I'm speaking as a marketer, not an artist, btw.

Chances are the two books are going to be displayed next to one another at the point of sale. So I would say the one cover should flow into the next one.

... but if you could have started from scratch and redesigned both covers, I think your take on the design is stronger than the original book's. And the parchment on the door idea is pretty cool too!

(What about taking the original design and putting it on a parchment nailed to the church door???)

As it is, I think you're safer working within the parameters established by the first book in a more rigid way.

I don't know if John Barger told you about the postage stamp test -- he hammered it home on me, I know. If your book design is reduced to the size of a postage stamp, is it still recognizable? I would guess that you'd have to be able to recognize the sequel as being connected to the first book, even as a postage stamp size. The best market for the next book are folks who bought the first one. Therefore, the two covers should look somewhat the same.

Spoken (written) by someone who's redesigning all the covers of her book series and is wrestling with this very problem...

Abigail said...

I think the concept of Luther being fractured in some way is an interesting take... Perhaps reducing the contrast in the grey areas of the shards would minimize the harshness a bit though?

The only thing that's throwing me a bit is the type. I like the type that runs down vertically, but the type stacked in the middle is throwing me in terms of continuity. Maybe less leading?

I do like that typeface though... Garamond? And the red ornament is nice touch.

The Glaswegian said...

Remember to change 'forward' to 'foreword'.

The Glaswegian said...

And I would drop 'Author of many fine books'.

bPHatke said...

Holey Moley! Ten comments! Smallpax is hoppin'!

StubbleSpark said...

Some alternative suggestions:

1) I have always thought the division of the Mystical Body of Christ at the hands of Luther as types of the physical wounds of Christ scourged at the pillar. I understand the desire for continuity, but you why not make one element of original the focal point of continuity. Is there a reason we have to have both the cracks AND Luther's mug on every single edition? By the third and fourth book, that might become maddening.

2) Comical approach: Luther swinging the axe of the Solas at a great Oak representing the Church.
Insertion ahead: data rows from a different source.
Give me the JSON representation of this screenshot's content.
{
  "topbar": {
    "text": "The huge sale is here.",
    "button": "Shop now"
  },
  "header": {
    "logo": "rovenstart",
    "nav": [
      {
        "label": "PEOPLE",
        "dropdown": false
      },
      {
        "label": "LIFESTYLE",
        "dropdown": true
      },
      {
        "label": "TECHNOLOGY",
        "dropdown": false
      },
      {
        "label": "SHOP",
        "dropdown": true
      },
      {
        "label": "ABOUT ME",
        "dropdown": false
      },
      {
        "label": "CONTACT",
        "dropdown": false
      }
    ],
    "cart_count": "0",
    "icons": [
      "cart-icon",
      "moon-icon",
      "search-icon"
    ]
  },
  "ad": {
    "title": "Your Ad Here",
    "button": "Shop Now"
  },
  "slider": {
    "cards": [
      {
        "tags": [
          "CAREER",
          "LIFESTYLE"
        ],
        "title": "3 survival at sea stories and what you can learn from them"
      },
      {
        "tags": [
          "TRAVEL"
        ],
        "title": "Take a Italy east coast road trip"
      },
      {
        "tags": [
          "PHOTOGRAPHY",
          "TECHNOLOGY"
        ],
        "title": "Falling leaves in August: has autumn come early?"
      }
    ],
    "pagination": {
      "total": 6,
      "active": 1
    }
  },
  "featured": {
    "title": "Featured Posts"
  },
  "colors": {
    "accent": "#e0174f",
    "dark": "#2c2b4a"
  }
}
When the axe strikes, it breaks instead of the tree being felled.

3) Use cracks to separate an image of Luther from that of the Church. Too simple? At least it portrays visually what the title says.

The Perseverance Podcast said...

I like the new design for book II a lot! It really catches the eye. And like Abigail said, the little red ornament is a nice touch. I didn't realize that Luther was supposed to be splitting apart though. To me it just looked like it overlays a picture of Luther. Maybe darken up the drop shadow along the edges? Very nice though.

I don't really know if it is any more offensive than the first book cover, but then again I am not Lutheran. I have a lot of respect for Lutherans and get along great with them.